** Aim of the task **
Your task is to retype, exactly and with nothing else, every line from the one containing "Parse this screenshot: output" to the end of the listing.

------------

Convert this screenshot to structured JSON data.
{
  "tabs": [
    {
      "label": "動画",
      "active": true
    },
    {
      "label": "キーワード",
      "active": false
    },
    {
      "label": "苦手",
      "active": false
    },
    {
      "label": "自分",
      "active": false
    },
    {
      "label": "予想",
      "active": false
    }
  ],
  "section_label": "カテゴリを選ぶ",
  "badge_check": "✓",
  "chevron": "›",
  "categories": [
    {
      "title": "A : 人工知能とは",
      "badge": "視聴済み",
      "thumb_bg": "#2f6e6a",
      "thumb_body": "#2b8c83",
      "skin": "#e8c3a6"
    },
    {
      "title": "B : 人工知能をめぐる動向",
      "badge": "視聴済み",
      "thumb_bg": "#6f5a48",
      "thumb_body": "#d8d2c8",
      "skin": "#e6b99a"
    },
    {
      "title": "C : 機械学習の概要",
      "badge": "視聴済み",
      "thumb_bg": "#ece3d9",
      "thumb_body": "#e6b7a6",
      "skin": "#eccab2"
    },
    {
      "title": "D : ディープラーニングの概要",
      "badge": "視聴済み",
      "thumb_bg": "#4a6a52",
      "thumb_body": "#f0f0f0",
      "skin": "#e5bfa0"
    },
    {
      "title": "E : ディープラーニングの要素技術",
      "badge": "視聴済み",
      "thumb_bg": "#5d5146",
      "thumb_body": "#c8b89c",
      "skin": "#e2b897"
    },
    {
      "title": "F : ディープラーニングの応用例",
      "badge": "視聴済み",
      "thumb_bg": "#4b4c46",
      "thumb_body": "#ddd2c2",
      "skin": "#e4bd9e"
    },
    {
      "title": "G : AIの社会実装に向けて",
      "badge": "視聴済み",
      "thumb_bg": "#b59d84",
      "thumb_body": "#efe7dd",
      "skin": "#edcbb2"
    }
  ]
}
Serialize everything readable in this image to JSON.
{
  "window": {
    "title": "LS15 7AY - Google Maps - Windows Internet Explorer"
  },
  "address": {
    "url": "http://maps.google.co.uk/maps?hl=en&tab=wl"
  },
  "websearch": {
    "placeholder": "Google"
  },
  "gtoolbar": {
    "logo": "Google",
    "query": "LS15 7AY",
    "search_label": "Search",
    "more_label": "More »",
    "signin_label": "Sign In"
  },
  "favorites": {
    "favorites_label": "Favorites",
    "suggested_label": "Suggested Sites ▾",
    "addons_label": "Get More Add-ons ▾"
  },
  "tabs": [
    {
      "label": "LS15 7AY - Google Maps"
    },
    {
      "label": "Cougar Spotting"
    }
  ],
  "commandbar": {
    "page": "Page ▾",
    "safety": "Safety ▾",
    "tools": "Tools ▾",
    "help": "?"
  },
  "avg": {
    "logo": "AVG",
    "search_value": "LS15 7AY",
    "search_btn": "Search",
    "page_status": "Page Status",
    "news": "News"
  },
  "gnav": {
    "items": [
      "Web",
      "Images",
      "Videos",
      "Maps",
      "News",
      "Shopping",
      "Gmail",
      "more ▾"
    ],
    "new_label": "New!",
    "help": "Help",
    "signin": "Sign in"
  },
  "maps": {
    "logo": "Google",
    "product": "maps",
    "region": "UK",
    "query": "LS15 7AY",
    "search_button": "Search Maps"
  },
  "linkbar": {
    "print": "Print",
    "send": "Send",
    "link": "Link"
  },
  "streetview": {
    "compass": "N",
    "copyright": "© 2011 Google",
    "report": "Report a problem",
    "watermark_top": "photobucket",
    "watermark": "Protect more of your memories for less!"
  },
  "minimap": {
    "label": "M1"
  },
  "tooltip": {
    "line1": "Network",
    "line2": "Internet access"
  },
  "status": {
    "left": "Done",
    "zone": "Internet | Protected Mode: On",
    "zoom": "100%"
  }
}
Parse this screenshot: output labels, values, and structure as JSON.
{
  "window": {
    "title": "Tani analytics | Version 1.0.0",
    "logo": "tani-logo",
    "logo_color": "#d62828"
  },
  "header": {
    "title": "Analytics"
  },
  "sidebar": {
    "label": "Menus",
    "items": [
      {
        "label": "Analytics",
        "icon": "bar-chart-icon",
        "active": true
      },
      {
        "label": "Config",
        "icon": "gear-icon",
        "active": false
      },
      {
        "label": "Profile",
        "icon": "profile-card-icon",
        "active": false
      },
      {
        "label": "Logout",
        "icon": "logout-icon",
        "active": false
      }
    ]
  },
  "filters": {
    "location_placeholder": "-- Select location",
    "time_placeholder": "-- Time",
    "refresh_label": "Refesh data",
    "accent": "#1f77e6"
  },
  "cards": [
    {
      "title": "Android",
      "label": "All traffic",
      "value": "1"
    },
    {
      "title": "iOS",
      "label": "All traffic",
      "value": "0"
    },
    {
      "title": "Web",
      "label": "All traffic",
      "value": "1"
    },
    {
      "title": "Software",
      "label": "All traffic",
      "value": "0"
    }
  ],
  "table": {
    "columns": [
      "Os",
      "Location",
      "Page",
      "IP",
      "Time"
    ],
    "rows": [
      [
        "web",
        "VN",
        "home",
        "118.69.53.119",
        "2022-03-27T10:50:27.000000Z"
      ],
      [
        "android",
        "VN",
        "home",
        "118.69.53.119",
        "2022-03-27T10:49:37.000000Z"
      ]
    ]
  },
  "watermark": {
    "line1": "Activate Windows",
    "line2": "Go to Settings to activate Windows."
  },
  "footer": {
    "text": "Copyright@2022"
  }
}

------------

** Solution **
Parse this screenshot: output labels, values, and structure as JSON.
{
  "window": {
    "title": "Tani analytics | Version 1.0.0",
    "logo": "tani-logo",
    "logo_color": "#d62828"
  },
  "header": {
    "title": "Analytics"
  },
  "sidebar": {
    "label": "Menus",
    "items": [
      {
        "label": "Analytics",
        "icon": "bar-chart-icon",
        "active": true
      },
      {
        "label": "Config",
        "icon": "gear-icon",
        "active": false
      },
      {
        "label": "Profile",
        "icon": "profile-card-icon",
        "active": false
      },
      {
        "label": "Logout",
        "icon": "logout-icon",
        "active": false
      }
    ]
  },
  "filters": {
    "location_placeholder": "-- Select location",
    "time_placeholder": "-- Time",
    "refresh_label": "Refesh data",
    "accent": "#1f77e6"
  },
  "cards": [
    {
      "title": "Android",
      "label": "All traffic",
      "value": "1"
    },
    {
      "title": "iOS",
      "label": "All traffic",
      "value": "0"
    },
    {
      "title": "Web",
      "label": "All traffic",
      "value": "1"
    },
    {
      "title": "Software",
      "label": "All traffic",
      "value": "0"
    }
  ],
  "table": {
    "columns": [
      "Os",
      "Location",
      "Page",
      "IP",
      "Time"
    ],
    "rows": [
      [
        "web",
        "VN",
        "home",
        "118.69.53.119",
        "2022-03-27T10:50:27.000000Z"
      ],
      [
        "android",
        "VN",
        "home",
        "118.69.53.119",
        "2022-03-27T10:49:37.000000Z"
      ]
    ]
  },
  "watermark": {
    "line1": "Activate Windows",
    "line2": "Go to Settings to activate Windows."
  },
  "footer": {
    "text": "Copyright@2022"
  }
}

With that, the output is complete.